There are so many different types of nurses in different specialties that work within the hospital setting. So how do you figure out which one is right for you?
When I was initially toying with the idea of going back to college to become a nurse I had no idea how many types of nursing specialties there actually were. I thought there was just a single “type” of nurse who did pretty much everything.
I was so wrong. That just shows how little I actually knew about the nursing world back then! In fact, I think many potential nurses who are contemplating getting a BSN may think the same thing as I once did.
The good news about starting out in nursing school is that you don’t have to make a decision about what type of nursing specialty you want to go into right away. At least not until you get closer to the end of nursing school and start interviewing for jobs. In addition, you can even change your nursing specialty during your career if you want (I did it and reignited my passion for nursing). So, if you find you don’t enjoy one specialty after a while, you can look into others that might better suit you.
This particular post explores nursing career specialties within the hospital. If you don’t want to work in the hospital, that’s OK. There are a ton of opportunities to explore as a new grad nurse outside of the hospital setting too! However, if the hospital setting is for you (as it was for me) then this is a quick and dirty explanation of the different types of nurses and nursing specialties that may be available to you!
There are literally dozens of different nursing specialties and levels of care in the hospital to choose from. When deciding on a specialty it may help to start with the level of care that works best with your personality and then work from there. While some nursing students think the intensity of working in an emergency room might be exhilarating, others may prefer to start out by learning on a medical surgical unit instead.
The next step may be to consider which patient age groups you would most enjoy working with. For example, a nursing school friend of mine knew from the moment she applied to nursing school that she had to be a pediatric nurse. Yet another student friend was passionate about working in the geriatric community. Some nurses find that they love working with newborn babies or children, while others find that they enjoy the intensity of managing patients at the ICU level of care.
Lastly, as you start studying more about the different body systems and doing clinical hours, you can decide which specialties that you are most interested in. Being a student nurse is a great time to learn all about the different types of nurses in the hospital you might want to work in!
Medical Surgical Care, otherwise known as Med/Surg, is the largest nursing specialty in the United States. Med/Surg nurses care for adult patients who are acutely ill with a wide variety of medical issues or are recovery from surgery. Nurses on these units often care for 4-5 patients (or more) depending on acuity.
Telemetry Unit patients are often more acutely ill and need constant monitoring.
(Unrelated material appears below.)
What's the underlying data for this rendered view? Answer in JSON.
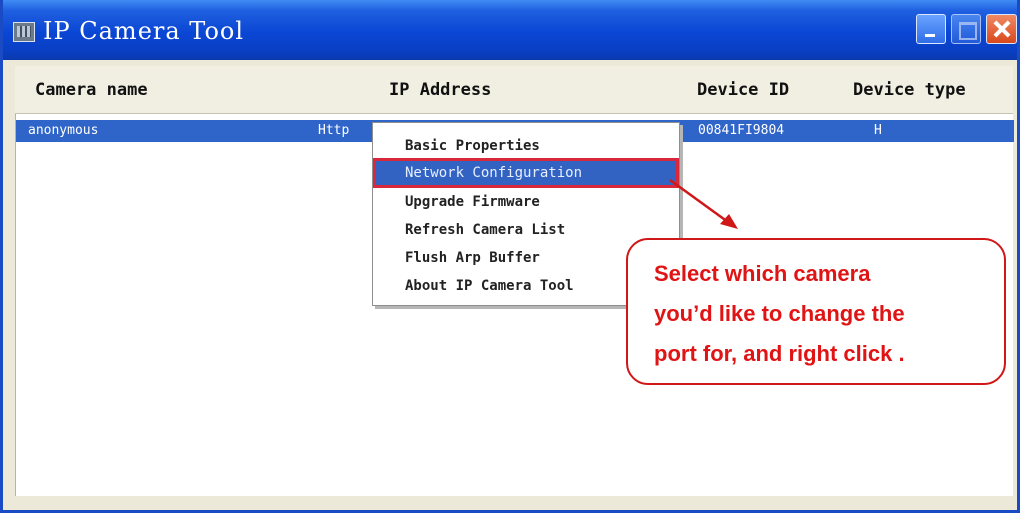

Patients here are monitored with telemetry monitors that allow nurses to review a patient’s vital signs constantly so they can give more detailed care. Often, Med/Surg and Telemetry patients are referred to interchangeably as many Telemetry Units have both types of patients.
An Intensive Care Unit, otherwise known as an ICU or Critical Care Unit is a unit that provides a higher level of intensive patient care. Patients in the ICU often have severe and life-threatening injuries which require constant, close monitoring. Nurses in the ICU usually only care for 1 or 2 patients at a time due to the high acuity of the patient care.
ER nurses treat patients in emergent situations who are involved in a trauma or other life threatening injuries. These nurses deal with patients from all age groups involving many different levels of patient care. You may have patients with illnesses and wounds ranging from dog bites or minor burns to more serious conditions such as strokes or other trauma victims.
Hospital units are also broken into different age groups to offer more specialized care. This is also something to consider when deciding on a specialty you want to work in. Some of the age groups include:
There is a general list of hospital specialty units that many nurses work in:
Sarah Jividen is a registered nurse, blogger, writer, wife, and mother with an aspiration to empower nurses and moms to take better care of themselves. Sarah lives with her husband in a beach suburb outside of Los Angeles where they are raising their two-year-old daughter, newborn son and two rescue kitties. In a rare moment of free time you may find Sarah practicing yoga, socializing with friends, sampling dark beers or attending a local concert venue with her husband.